Many years ago, I was standing in the kitchen next to my friends’ mother learning how to make macarona bil bachamel sauce.  I LOVED her recipe and I really wanted to learn.  So, here’s what she said: “Oh, you put a little of this, a lot of that.”  Me:   “But, how much exactly: a cup?  two cups?”  My friend’s mom: “Oh, until you think it’s enough.”

Well, my friend’s mother, bless her soul, was an amazing cook.  She always seemed to make the bachamel sauce exactly the same way.  How?  I have no idea – maybe it’s an Egyptian talent.  But, unfortunately, God did not choose to gift me with this talent.  When I cook, I need to know measurements.  I need to know that every time I make our favorite meal, it’ll come out the same, tasty way.  I admit sometimes I try it the Egyptian way and there are some meals I always cook like that, but I almost always need to use exact measurements.

All the recipes we will post on Alf Hana with include measurements.  These measurements are based on the measuring cups and spoons you can buy in most supermarkets [YES, you can find them in Egypt].  Usually they come in a set.  For cups, you will find (from greatest to least):

  • one cup
  • one half of a cup
  • one-third of a cup
  • one-quarter of a cup

Measuring cups

For spoons, you will usually find (again from greatest to least):

  • tablespoon
  • one half a tablespoon
  • teaspoon
  • one half a teaspoon
  • one-quarter of a teaspoon
  • one-eighth of a teaspoon

Measuring spoons

As you can see, these tools will help you make exact measurements as you cook, so you can follow a recipe, or at least be sure that your creation will consistently turn out yummy!

*Take care!
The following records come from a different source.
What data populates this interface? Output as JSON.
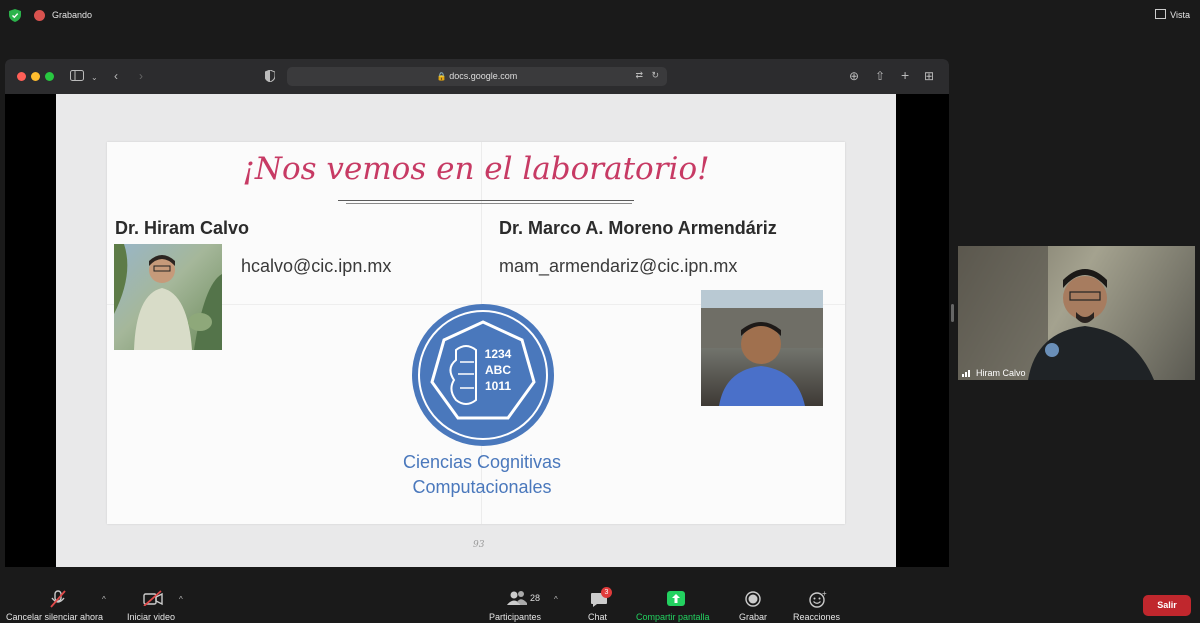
{
  "topbar": {
    "recording_label": "Grabando",
    "view_label": "Vista"
  },
  "browser": {
    "url": "docs.google.com"
  },
  "slide": {
    "heading": "¡Nos vemos en el laboratorio!",
    "person1": {
      "name": "Dr. Hiram Calvo",
      "email": "hcalvo@cic.ipn.mx"
    },
    "person2": {
      "name": "Dr. Marco A. Moreno Armendáriz",
      "email": "mam_armendariz@cic.ipn.mx"
    },
    "logo": {
      "line1": "1234",
      "line2": "ABC",
      "line3": "1011",
      "color": "#4a78bc"
    },
    "org_line1": "Ciencias Cognitivas",
    "org_line2": "Computacionales",
    "page_number": "93",
    "heading_color": "#c73a64"
  },
  "video": {
    "participant_name": "Hiram Calvo"
  },
  "controls": {
    "unmute_label": "Cancelar silenciar ahora",
    "start_video_label": "Iniciar video",
    "participants_label": "Participantes",
    "participants_count": "28",
    "chat_label": "Chat",
    "chat_badge": "3",
    "share_label": "Compartir pantalla",
    "record_label": "Grabar",
    "reactions_label": "Reacciones",
    "leave_label": "Salir",
    "share_color": "#23d160",
    "leave_color": "#c0272d"
  }
}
Just like many systems of measurement, sometimes you will find variety from country to country.  All the recipes we post will be using the following measurements:

  • 1 cup = 236.64 ml
  • 1/2 cup = 118.32 ml
  • 1/3 cup = 78.88 ml
  • 1/4 cup = 59.16 ml
  • 1 tablespoon = 15 ml
  • 1/2 tablespoon = 7.5 ml
  • 1 teaspoon = 5 ml
  • 1/2 teaspoon = 2.5 ml
  • 1/4 teaspoon = 1.25 ml
  • 1/8 teaspoon = .6 ml

Maybe I’ll never be able to cook  like my friend’s mother (what they call ‘bil baraka’ or with blessings), but I can try to get close by using my measuring cups and spoons.  What about you?

*Don’t worry!  We will be posting a macarona bil bachamel recipe soon!!!!!